_Dataset rows for apps and sites_.

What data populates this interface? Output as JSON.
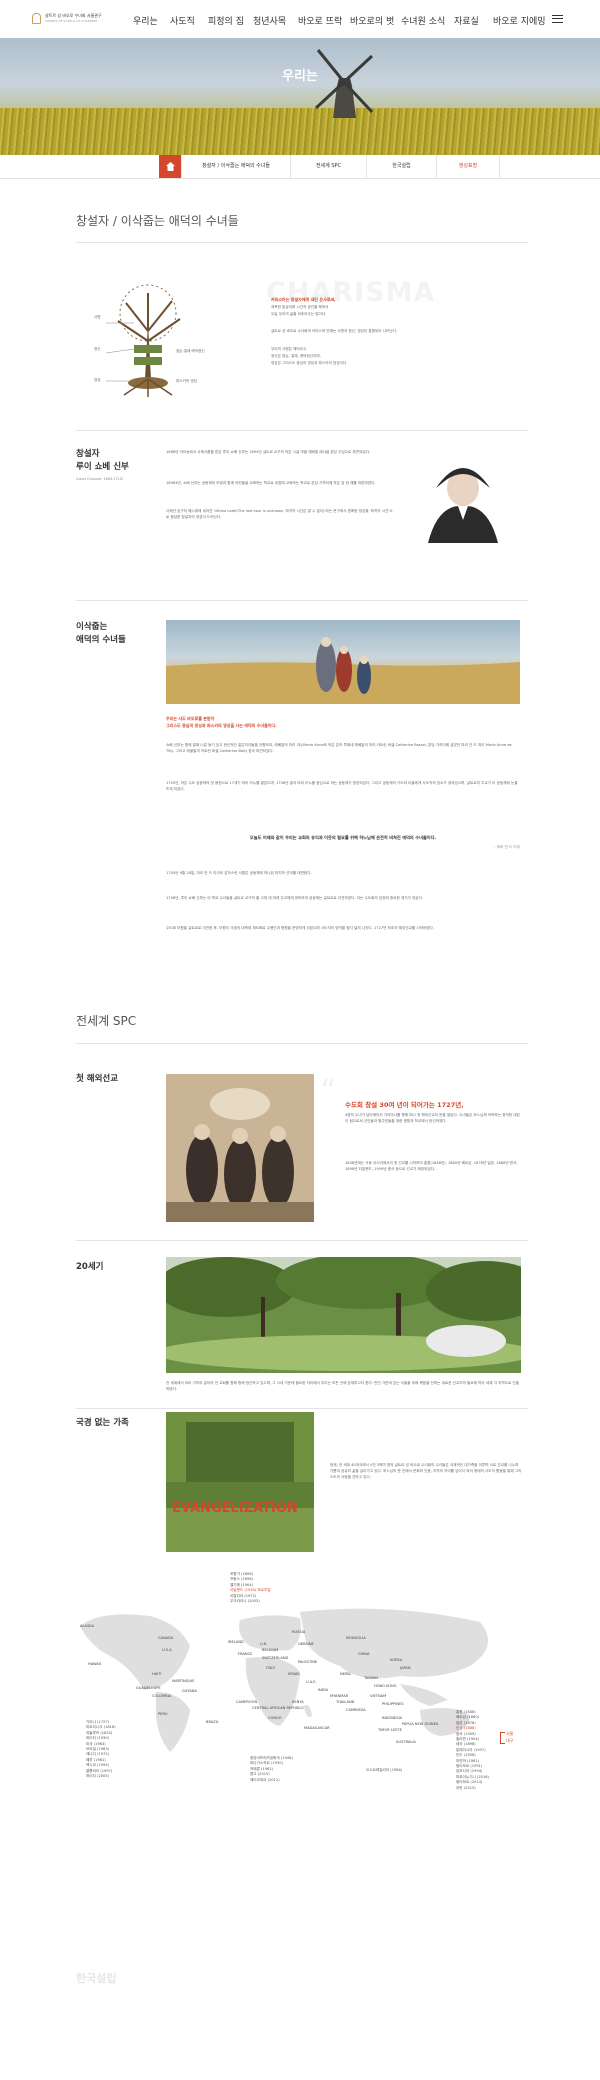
{
  "nav": {
    "logo_line1": "샬트르 성 바오로 수녀회 서울관구",
    "logo_line2": "SISTERS OF ST.PAUL OF CHARTRES",
    "items": [
      "우리는",
      "사도직",
      "피정의 집",
      "청년사목",
      "바오로 뜨락",
      "바오로의 벗",
      "수녀원 소식",
      "자료실",
      "바오로 지에밍"
    ]
  },
  "hero": {
    "title": "우리는"
  },
  "tabs": {
    "items": [
      "창설자 / 이삭줍는 애덕의 수녀들",
      "전세계 SPC",
      "한국설립",
      "영성표방"
    ]
  },
  "section1": {
    "title": "창설자 / 이삭줍는 애덕의 수녀들"
  },
  "charisma": {
    "watermark": "CHARISMA",
    "lead1": "카리스마는 창설자에게 내린 은사로써,",
    "lead2": "과목한 일상이며 시간과 공간을 헤쳐서",
    "lead3": "오늘 우리의 삶을 비추어주는 빛이다.",
    "p2": "샬트르 성 바오로 수녀회의 카리스마 안에는 사명과 정신, 영성이 통합되어 나타난다.",
    "p3a": "우리의 사명은 애덕이고",
    "p3b": "정신은 겸손, 절제, 애덕정신이며,",
    "p3c": "영성은 그리스도 중심의 영성과 파스카의 영성이다.",
    "tree_labels": [
      "사명",
      "정신",
      "영성",
      "덕",
      "그리스도 중심의 영성",
      "파스카의 영성",
      "겸손·절제·애덕정신"
    ]
  },
  "founder": {
    "title1": "창설자",
    "title2": "루이 쇼베 신부",
    "sub": "(Louis Chauvet, 1664-1710)",
    "p1": "1688년 아이농에서 사제서품을 받은 루이 쇼베 신부는 1694년 샬트르 교구의 작은 시골 마을 레베빌 레샤넬 본당 주임으로 파견되었다.",
    "p2": "16983년, 쇼베 신부는 공동체의 모범과 함께 어린들을 교육하는 학교로 비참에 교육하는 학교로 본당 가까이에 작은 집 한 채를 마련하였다.",
    "p3": "사제관 입구의 해시계에 새겨진 'Ultima Latet(The last hour is unknown, 마지막 시간은 알 수 없다)'라는 문구에서 명확한 영성을 '마지막 시간'으로 응답한 창설자의 영성이 드러난다."
  },
  "sisters": {
    "title1": "이삭줍는",
    "title2": "애덕의 수녀들",
    "red1": "우리는 사도 바오로를 본받아",
    "red2": "그리스도 중심의 영성과 파스카의 영성을 사는 애덕의 수녀들이다.",
    "p1": "쇼베 신부는 함께 일해 나갈 동기 있고 헌신적인 젊은처녀들을 규합하여, 레베빌의 마리 아누Marie Anne와 작은 촌의 루에네 레베빌의 마리 카트린 바셀 Catherine Bassel, 본당 가까이에 살았던 마리 안 드 띠리 Marie Anne de Tilly, 그리고 레볼빌의 카트린 바셀 Catherine Baily 등이 파견되었다.",
    "p2": "1700년, 작은 수도 공동체의 첫 봉헌으로 17세기 마리 아누를 맡았으며, 1708년 결국 마리 아누를 중심으로 하는 공동체가 형성되었다. 그리고 공동체의 기도와 이들에게 사도직의 장소가 생겨났으며, 샬트르의 주교가 이 공동체에 눈을 뜨게 되었다.",
    "quote": "오늘도 어제와 같이 우리는 교회의 유익과 이웃의 필요를 위해 하느님께 온전히 바쳐진 애덕의 수녀들이다.",
    "quote_by": "- 마리 안 드 티이",
    "p3": "1700년 9월 28일, 마리 안 드 티이의 갑작스런 서원은 공동체에 하나된 마지막 선의를 대변한다.",
    "p4": "1708년, 루이 쇼베 신부는 이 학교 수녀들을 샬트르 교구의 폴 고데 데 마레 주교에게 위탁하여 공동체는 샬트르로 이전하였다. 이는 수도회의 성장에 중요한 계기가 되었다.",
    "p5": "수도회 모원을 샬트르로 이전한 후, 모원지 극생의 대축제 제도화로 수행인과 병원을 운영하게 되었으며 사도직의 영역을 점차 넓혀 나갔다. 1727년 최초의 해외선교를 시작하였다."
  },
  "world": {
    "title": "전세계 SPC"
  },
  "mission": {
    "title": "첫 해외선교",
    "red": "수도회 창설 30여 년이 되어가는 1727년,",
    "p1": "4명의 수녀가 남아메리카 가이아나를 향해 떠나 첫 해외선교의 문을 열었다. 수녀들은 하느님께 의탁하는 정직한 대답이 됨으로써 군인들과 원주민들을 위한 병원과 학교에서 헌신하였다.",
    "p2": "1848년에는 극동 아시아에서의 첫 선교를 시작하여 홍콩(1848년), 1860년 베트남, 1878년 일본, 1888년 한국, 1898년 타일랜드, 1909년 중국 등으로 선교가 확장되었다."
  },
  "century": {
    "title": "20세기",
    "p1": "전 세계에서 여러 가지의 분야의 전 교회를 향해 함께 헌신하고 있으며, 그 시대 가운데 필요한 자리에서 우리는 모든 곳에 존재하고자 한다. 빈민 가운데 있는 이들을 위해 복음을 전하는 새로운 선교지의 필요에 따라 세계 각 지역으로 진출하였다.",
    "ep": "EVANGELIZATION"
  },
  "family": {
    "title": "국경 없는 가족",
    "p1": "현재, 전 세계 40개국에서 4천 3백여 명의 샬트르 성 바오로 수녀회의 수녀들은 국제적인 대가족을 이루며 서로 친교를 나누며 기쁨과 공유의 삶을 살아가고 있다. 하느님의 뜻 안에서 문화와 인종, 지역의 차이를 넘어서 여러 형태의 사도직 활동을 통해 그리스도의 사랑을 전하고 있다."
  },
  "map": {
    "top_list": [
      "포항가 (1696)",
      "프랑스 (1696)",
      "벨기에 (1904)",
      "아일랜드 (1930) 포르투갈",
      "이탈리아 (1972)",
      "우크라이나 (2003)"
    ],
    "left_list": [
      "기아나 (1727)",
      "마르티니크 (1818)",
      "과들루프 (1820)",
      "하이티 (1930)",
      "미국 (1963)",
      "브라질 (1963)",
      "캐나다 (1972)",
      "페루 (1981)",
      "멕시코 (1994)",
      "콜롬비아 (1997)",
      "하이티 (2005)"
    ],
    "bottom_list": [
      "중앙아프리카공화국 (1946)",
      "마다가스카르 (1950)",
      "카메룬 (1962)",
      "콩고 (2015)",
      "에티오피아 (2012)"
    ],
    "aus_label": "오스트레일리아 (1984)",
    "right_list": [
      "홍콩 (1848)",
      "베트남 (1860)",
      "일본 (1878)",
      "한국 (1888)",
      "중국 (1909)",
      "필리핀 (1904)",
      "태국 (1898)",
      "말레이시아 (1937)",
      "인도 (1956)",
      "미얀마 (1981)",
      "동티모르 (1991)",
      "캄보디아 (1994)",
      "파푸아뉴기니 (2016)",
      "동티모르 (2014)",
      "이란 (2015)"
    ],
    "korea_labels": [
      "서울",
      "대구"
    ],
    "cities": [
      "ALASKA",
      "CANADA",
      "U.S.A",
      "HAWAII",
      "HAITI",
      "MARTINIQUE",
      "GUADELOUPE",
      "GUYANA",
      "COLOMBIA",
      "PERU",
      "BRAZIL",
      "IRELAND",
      "U.K.",
      "FRANCE",
      "SWITZERLAND",
      "ITALY",
      "BELGIUM",
      "RUSSIA",
      "UKRAINE",
      "PALESTINE",
      "ISRAEL",
      "U.A.E.",
      "INDIA",
      "NEPAL",
      "MYANMAR",
      "MONGOLIA",
      "CHINA",
      "KOREA",
      "JAPAN",
      "TAIWAN",
      "HONG KONG",
      "VIETNAM",
      "THAILAND",
      "PHILIPPINES",
      "CAMBODIA",
      "INDONESIA",
      "TIMOR LESTE",
      "PAPUA NEW GUINEA",
      "AUSTRALIA",
      "CAMEROON",
      "CENTRAL AFRICAN REPUBLIC",
      "CONGO",
      "MADAGASCAR",
      "KENYA"
    ]
  },
  "korea": {
    "title": "한국설립"
  },
  "colors": {
    "accent": "#d4472a",
    "gold": "#c9a05c",
    "line": "#e4e4e4"
  },
  "icons": {
    "home": "home-icon",
    "menu": "hamburger-menu-icon"
  }
}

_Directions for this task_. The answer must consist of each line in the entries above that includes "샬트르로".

_Solution_.
    "p4": "1708년, 루이 쇼베 신부는 이 학교 수녀들을 샬트르 교구의 폴 고데 데 마레 주교에게 위탁하여 공동체는 샬트르로 이전하였다. 이는 수도회의 성장에 중요한 계기가 되었다.",
    "p5": "수도회 모원을 샬트르로 이전한 후, 모원지 극생의 대축제 제도화로 수행인과 병원을 운영하게 되었으며 사도직의 영역을 점차 넓혀 나갔다. 1727년 최초의 해외선교를 시작하였다."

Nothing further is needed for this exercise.